Introducing the Home Energy Audit
Enter the blower door test. It utilizes a high-speed fan that depressurizes your home. This device is set up in the opening of an exterior doorway with all utility vents closed off. The fan, attempting to set up a vacuum effect, steals fresh air from any available source. Any and all cracks in the envelope are employed. It’s fun to walk around a house with the homeowners while this test is being conducted. They are always surprised to find weaknesses in their home’s envelope that they never suspected. Air pours from recessed ceiling lights, under baseboard wall trim, all around doors and windows, through electrical wall plates, around chimney-to-roof tie-ins, on the inside of kitchen cabinets and in the cellars. The charming old Capes with the laid-up stone foundations and inaccessible crawlspaces are among the worst. We often tell folks to leave the cobwebs in place before we arrive. These tiny engineering feats are great tell-tales for air drafts while the fan is running during the test.
Exposing the drafts is one phase, but the real kicker is in the analysis of the digital readouts. You might think that a little crack here and there is not a big deal, and you may be concerned about having your home too tight anyway. When the numbers are crunched and it reveals the equivalent of a one- to three-square-foot hole in the side of a house, this is a bit of a jolt. So this gets back to our prioritized list of improvements. A new home with 2×4 walls that utilizes state-of-the-art air sealing and insulation can outperform a traditionally insulated 2×6-walled house. The data reinforces the priority of air sealing being first on the list of home energy improvements.
A blower door test (commonly known as an Energy Audit) typically runs from $200 to $450, depending on the size of the home’s envelope. Many people find that this test pays for itself within the first heating season. It provides focus for your energy improvements and keeps you from spending your hard-earned dollars in the wrong areas. Recently, a homeowner in Vermont had gotten his three estimates for replacing the 15-year-old insulated windows in his home. Before making any installation commitments, he decided to proceed with a blower door test. The results revealed that the window seals were in fine shape! He was able to forego the $15,000 for new windows and instead spend about $3,500 for air sealing and beefing up the attic insulation.

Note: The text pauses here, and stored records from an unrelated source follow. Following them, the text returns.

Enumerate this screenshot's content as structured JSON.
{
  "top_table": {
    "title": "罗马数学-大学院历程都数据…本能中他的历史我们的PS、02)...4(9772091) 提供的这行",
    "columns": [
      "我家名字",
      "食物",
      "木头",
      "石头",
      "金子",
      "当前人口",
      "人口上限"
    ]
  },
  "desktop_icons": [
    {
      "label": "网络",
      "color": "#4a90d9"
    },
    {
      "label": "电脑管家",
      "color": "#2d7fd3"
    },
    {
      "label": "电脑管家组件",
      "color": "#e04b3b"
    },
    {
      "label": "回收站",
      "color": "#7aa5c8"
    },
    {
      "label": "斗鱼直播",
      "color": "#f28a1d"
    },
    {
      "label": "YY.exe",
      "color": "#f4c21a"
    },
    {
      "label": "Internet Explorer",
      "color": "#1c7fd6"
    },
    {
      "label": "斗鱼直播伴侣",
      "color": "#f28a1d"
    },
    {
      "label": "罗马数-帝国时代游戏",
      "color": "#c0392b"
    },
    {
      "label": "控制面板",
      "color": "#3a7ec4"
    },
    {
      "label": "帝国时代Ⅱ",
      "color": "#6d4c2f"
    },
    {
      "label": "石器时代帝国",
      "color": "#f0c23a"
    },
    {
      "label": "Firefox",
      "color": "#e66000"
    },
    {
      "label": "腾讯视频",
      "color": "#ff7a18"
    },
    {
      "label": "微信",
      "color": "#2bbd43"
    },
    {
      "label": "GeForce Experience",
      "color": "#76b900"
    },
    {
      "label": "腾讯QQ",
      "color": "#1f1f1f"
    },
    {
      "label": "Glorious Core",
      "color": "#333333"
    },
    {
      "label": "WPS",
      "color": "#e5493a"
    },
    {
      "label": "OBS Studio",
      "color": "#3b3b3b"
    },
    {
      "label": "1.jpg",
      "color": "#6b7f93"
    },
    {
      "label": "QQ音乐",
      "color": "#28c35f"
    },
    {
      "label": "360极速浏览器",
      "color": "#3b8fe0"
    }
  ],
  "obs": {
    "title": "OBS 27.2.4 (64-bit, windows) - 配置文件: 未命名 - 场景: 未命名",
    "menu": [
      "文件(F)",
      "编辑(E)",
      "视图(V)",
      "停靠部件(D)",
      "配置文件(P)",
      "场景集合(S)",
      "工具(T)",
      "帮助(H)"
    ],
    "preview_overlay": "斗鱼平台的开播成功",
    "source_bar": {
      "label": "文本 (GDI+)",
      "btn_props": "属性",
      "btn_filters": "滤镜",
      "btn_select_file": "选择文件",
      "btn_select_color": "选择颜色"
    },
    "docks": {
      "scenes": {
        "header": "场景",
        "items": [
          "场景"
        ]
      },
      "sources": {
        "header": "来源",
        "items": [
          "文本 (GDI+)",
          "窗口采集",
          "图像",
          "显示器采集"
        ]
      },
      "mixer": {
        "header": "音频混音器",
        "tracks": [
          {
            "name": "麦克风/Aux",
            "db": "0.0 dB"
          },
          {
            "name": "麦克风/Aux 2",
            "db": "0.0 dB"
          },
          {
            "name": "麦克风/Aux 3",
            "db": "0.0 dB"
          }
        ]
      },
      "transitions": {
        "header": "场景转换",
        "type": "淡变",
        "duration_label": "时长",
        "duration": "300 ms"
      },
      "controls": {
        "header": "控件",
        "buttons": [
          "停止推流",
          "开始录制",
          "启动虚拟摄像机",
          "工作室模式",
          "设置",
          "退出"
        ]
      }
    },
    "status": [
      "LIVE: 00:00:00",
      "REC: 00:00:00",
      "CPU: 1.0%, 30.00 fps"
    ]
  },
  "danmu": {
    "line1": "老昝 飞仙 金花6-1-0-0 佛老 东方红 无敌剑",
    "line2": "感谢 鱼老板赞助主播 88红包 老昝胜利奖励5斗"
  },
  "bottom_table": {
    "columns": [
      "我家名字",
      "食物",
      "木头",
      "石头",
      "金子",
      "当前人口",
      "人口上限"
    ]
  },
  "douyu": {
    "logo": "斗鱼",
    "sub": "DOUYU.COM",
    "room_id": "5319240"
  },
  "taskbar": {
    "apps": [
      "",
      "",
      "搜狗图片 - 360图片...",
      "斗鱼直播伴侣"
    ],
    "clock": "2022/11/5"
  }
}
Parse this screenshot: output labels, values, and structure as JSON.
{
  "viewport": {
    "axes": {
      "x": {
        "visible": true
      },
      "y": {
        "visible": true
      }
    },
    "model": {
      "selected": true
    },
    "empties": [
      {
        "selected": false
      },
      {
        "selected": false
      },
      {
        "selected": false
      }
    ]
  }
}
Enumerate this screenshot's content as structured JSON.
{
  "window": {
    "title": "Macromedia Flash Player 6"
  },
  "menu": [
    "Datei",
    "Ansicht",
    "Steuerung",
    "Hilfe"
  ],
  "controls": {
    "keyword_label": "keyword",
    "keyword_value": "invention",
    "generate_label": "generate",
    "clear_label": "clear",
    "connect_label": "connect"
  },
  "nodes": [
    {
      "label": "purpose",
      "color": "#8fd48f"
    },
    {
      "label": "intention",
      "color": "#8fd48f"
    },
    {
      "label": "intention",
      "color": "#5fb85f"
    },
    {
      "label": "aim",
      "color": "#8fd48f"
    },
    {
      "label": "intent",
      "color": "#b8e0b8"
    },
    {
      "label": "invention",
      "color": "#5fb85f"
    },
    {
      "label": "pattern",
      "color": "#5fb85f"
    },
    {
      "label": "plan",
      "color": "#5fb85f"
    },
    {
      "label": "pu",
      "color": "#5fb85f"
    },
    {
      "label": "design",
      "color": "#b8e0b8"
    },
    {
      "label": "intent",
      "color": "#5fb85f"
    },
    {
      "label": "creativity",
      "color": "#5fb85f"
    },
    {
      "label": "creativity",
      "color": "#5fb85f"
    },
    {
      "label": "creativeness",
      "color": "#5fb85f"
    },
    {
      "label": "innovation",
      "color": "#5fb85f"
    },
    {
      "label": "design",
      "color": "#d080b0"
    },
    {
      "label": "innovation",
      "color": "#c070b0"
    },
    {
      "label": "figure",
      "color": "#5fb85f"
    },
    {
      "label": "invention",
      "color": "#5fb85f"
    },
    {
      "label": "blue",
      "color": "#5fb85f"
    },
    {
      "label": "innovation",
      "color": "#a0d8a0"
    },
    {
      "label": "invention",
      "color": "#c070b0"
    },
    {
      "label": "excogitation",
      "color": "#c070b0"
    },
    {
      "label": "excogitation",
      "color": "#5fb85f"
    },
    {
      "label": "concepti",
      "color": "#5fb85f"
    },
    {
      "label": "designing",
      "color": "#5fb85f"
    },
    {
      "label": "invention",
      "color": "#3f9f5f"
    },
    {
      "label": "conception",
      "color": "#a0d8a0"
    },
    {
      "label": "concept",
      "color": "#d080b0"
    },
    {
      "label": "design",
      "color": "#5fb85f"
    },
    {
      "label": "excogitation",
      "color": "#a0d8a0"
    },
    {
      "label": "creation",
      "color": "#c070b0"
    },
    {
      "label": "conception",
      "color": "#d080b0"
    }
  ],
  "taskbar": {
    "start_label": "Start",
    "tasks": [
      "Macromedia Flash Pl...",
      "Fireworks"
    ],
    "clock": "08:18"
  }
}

Incidentally, if your home is electrically heated and you meet certain income requirements, you can receive a free Energy Audit and a package of energy improvements at very little cost through PSNH.
So here we are with the test results that list the breaches in the home’s envelope. In the next post we will review strategies and tips for sealing these cracks, many of which you can do yourself. We will also talk about the home that is “too tight” and the science of properly handling this important issue.
(originally published in Common Threads, a community newsletter for Harrisville, NH)